Shell’s Global Campaign on Cleaner Energy Excites Youth Entrepreneurs


Ejiofor Alike

Youth entrepreneurs who gathered recently in Santa Marta community in Rio de Janeiro, Brazil, from the various parts of the world to celebrate the global launch of Shell’s “#makethefuture” programme were excited by the initiative, which is poised to be the game-changer in the global quest for cleaner and cheaper energy.

Shell has used its LiveWIRE programme and Shell Eco-Marathon to identify and promote youth entrepreneurs whose innovations create clean energy solutions that reduce carbon footprint and promote healthy environment.

The company recently launched its “#makethefuture” programme where it unveiled six new technologies developed by different youth entrepreneurs around the world to provide more sustainable and cleaner energy than the conventional energy sources.
The programme, which puts bright energy ideas into action to bring benefits to local communities around the world, is an international campaign that also highlights the need for greater global collaboration to create more energy to meet the world’s growing population.

The six new energy solutions include: Pavegen, which converts kinetic energy generated by footsteps into electricity; and Capture Mobility, which converts human and vehicular traffic into electricity.

Pavegen solution has been deployed in Nigeria where Shell built Africa’s first human and solar- powered football pitch at the Federal College of Education, Akoka, Lagos.
The rest include GravityLight, which generates electricity from falling object; Insolar, which provides communities easy access to solar energy; MotionECO, which turns waste cooking oil into energy and Bio-bean, which converts waste coffee into energy.

Speaking to THISDAY, the Commercial Director for GravityLight, Caroline Angus told THISDAY that the technology was powered by lifting weight, which turns Kinetic Energy into electrical energy.
She further disclosed that the founders of the technology – Jim Reeves and Martin Riddiford, were given the tasks of creating reliable alternative to kerosene when they developed the concept of GravityLight.

She further stated that Kenya was chosen for the deployment of the technology at this initial stage because over 80 per cent of the population or 34 million people lack access to electricity, coupled with the ease of doing business in the country.

“In Kenya, over 80 per cent of the population do not have access to electricity and that is 34 million people. One of the key factors is where there are needs and demand; where are people still using kerosene. Kenya stood out as one of the countries. Another reason is we were thinking where we could relatively do business and set up operation,” she explained.

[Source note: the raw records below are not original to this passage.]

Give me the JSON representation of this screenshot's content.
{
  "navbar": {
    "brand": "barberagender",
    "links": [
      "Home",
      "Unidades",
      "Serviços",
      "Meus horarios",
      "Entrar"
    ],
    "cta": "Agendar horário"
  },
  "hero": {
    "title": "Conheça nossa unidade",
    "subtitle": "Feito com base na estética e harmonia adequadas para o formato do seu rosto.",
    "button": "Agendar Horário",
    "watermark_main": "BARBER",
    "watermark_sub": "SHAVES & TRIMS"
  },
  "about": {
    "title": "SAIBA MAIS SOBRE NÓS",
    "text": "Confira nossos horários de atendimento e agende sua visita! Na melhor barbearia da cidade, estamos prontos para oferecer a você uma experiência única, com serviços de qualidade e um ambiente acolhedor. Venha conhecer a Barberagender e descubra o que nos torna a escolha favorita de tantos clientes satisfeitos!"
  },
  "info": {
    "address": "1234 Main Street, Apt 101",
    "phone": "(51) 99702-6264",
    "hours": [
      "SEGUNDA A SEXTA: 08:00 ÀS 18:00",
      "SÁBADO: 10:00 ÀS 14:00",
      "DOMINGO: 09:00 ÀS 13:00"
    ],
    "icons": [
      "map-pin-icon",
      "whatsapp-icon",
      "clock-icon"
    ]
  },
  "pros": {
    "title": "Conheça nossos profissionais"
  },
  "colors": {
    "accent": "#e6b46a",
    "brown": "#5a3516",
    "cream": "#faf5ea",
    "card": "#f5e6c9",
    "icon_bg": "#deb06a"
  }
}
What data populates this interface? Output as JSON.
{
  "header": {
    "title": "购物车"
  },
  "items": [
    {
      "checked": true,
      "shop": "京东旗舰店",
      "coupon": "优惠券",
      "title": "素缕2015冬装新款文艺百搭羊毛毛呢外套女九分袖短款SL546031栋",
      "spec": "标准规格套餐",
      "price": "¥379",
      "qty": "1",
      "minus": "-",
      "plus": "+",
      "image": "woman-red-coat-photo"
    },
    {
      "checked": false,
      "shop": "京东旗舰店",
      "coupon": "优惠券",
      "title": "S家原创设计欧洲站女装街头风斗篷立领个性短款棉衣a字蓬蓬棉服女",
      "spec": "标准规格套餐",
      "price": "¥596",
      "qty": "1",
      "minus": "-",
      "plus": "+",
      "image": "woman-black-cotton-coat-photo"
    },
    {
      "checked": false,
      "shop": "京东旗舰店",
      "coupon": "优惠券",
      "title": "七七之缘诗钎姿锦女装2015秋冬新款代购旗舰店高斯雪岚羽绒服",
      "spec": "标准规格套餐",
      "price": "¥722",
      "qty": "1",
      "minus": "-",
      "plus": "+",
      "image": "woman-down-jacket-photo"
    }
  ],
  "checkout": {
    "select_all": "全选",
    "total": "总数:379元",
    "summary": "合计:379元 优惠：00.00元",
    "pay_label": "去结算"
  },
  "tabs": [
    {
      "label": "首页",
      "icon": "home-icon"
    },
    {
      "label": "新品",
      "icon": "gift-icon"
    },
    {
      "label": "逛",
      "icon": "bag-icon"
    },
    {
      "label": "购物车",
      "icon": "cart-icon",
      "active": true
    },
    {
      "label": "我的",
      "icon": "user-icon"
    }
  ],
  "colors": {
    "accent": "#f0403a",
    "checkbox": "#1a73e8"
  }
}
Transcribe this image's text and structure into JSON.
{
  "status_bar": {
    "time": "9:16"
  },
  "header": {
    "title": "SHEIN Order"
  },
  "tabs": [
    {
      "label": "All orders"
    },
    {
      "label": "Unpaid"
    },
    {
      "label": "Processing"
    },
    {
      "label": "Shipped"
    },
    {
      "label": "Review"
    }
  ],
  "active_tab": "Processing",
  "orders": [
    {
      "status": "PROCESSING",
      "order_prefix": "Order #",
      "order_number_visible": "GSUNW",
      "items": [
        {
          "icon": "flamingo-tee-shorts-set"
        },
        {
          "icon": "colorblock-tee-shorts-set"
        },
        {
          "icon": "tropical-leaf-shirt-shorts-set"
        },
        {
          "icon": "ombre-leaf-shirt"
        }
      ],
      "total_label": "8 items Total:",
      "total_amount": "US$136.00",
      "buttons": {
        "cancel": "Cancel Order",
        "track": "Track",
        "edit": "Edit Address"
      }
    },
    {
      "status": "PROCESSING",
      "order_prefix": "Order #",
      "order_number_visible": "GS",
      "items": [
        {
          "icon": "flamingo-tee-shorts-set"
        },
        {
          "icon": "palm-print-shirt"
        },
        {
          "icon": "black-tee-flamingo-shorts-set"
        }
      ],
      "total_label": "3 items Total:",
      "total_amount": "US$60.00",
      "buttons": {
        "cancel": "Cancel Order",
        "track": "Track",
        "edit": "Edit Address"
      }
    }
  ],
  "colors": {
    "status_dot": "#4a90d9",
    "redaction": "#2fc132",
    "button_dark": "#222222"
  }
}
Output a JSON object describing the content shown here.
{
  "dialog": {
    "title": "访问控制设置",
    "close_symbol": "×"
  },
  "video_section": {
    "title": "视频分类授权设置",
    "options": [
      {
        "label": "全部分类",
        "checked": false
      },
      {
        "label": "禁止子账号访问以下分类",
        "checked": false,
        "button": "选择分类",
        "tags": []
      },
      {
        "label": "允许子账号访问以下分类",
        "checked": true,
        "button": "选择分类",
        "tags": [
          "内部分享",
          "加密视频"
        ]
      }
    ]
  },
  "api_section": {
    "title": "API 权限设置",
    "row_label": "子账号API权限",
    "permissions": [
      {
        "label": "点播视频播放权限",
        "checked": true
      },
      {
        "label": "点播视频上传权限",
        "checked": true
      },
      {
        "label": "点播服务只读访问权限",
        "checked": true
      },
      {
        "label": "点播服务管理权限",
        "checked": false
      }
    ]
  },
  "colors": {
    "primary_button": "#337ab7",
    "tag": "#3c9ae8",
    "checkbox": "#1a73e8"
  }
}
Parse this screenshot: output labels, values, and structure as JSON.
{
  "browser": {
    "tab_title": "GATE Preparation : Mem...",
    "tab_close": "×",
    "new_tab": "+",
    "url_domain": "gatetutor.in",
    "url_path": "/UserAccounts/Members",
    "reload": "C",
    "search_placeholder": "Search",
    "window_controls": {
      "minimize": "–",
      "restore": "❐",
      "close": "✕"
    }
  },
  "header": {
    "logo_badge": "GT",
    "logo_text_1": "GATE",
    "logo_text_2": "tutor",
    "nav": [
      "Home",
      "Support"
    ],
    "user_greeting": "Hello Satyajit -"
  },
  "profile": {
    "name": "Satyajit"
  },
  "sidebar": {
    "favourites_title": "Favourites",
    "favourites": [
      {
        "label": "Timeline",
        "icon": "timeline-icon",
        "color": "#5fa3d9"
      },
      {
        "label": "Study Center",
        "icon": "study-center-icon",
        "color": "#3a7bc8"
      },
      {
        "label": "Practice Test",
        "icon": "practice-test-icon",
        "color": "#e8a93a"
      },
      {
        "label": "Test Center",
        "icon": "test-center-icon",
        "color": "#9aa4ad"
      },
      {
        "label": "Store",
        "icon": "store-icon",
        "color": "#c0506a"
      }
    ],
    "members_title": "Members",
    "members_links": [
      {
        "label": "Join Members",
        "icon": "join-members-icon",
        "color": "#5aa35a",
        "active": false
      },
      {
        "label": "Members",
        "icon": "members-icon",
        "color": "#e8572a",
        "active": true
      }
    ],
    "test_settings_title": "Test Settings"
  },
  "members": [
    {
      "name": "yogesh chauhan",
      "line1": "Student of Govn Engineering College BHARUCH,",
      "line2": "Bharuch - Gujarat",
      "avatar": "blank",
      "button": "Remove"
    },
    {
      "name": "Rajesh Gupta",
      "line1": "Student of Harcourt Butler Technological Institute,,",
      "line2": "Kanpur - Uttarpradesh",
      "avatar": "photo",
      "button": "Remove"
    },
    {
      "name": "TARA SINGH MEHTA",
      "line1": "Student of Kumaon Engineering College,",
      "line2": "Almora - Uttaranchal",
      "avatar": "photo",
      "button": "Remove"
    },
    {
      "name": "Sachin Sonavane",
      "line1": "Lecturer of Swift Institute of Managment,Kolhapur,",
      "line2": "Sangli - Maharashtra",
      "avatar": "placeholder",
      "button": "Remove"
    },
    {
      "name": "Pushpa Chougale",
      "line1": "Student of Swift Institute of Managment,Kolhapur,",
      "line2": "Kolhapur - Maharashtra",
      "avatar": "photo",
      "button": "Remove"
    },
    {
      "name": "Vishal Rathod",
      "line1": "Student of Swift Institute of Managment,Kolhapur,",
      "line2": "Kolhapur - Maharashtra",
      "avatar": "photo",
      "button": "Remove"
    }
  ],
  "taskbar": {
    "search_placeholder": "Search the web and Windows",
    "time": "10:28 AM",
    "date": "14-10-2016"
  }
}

Also speaking, the Head of Communications, Daniel Crockett told THISDAY that the technology simply refines coffee oil into biodiesel and biochemical for flavours and fragrances.
“What we really want to do is expanding to other countries. We have a lot of interest from western Europe and to North America and we do have to bring the technology into other countries further afield,” Crockett said..

“We also love to work with other organic wastes. At the moment, we started with coffee but there are a lot of other different things being wasted that could be turned into valuable resources,” he added.

There are also tremendous opportunities to create local solutions in places like Africa,” he said.
On the role of Shell in promoting the youth entrepreneurs, Crockett stated that “it is fantastic for Shell to get the different entrepreneurs together and put them in one place and also to work with those artists to spread the message to the young people.”

While the founder of MotionECO, Shutong Liu told THISDAY that he developed in the technology in a bid to solve social problem created in China by the harmful effects of waste cooking oil, the founder of Pavegen, Laurence Kemball-Cook said he challenged himself to develop the technology after being sacked from one of the largest energy companies in Europe for failing to develop an innovative street lighting.

Pakistan-born Sanwal Muneer said it was his experiment with wind turbines and the Shell Eco-Marathon in 2012 that inspired him to develop Capture Mobility that converts human traffic into energy.

According to him, most of the types of renewable energy had restrictions as they were dependent on geographical conditions and not scalable.

Founder of Insolar, Henrique Drumond said he was inspired to provide the much-needed solar installations in Santa Marta community in Rio where the event took place.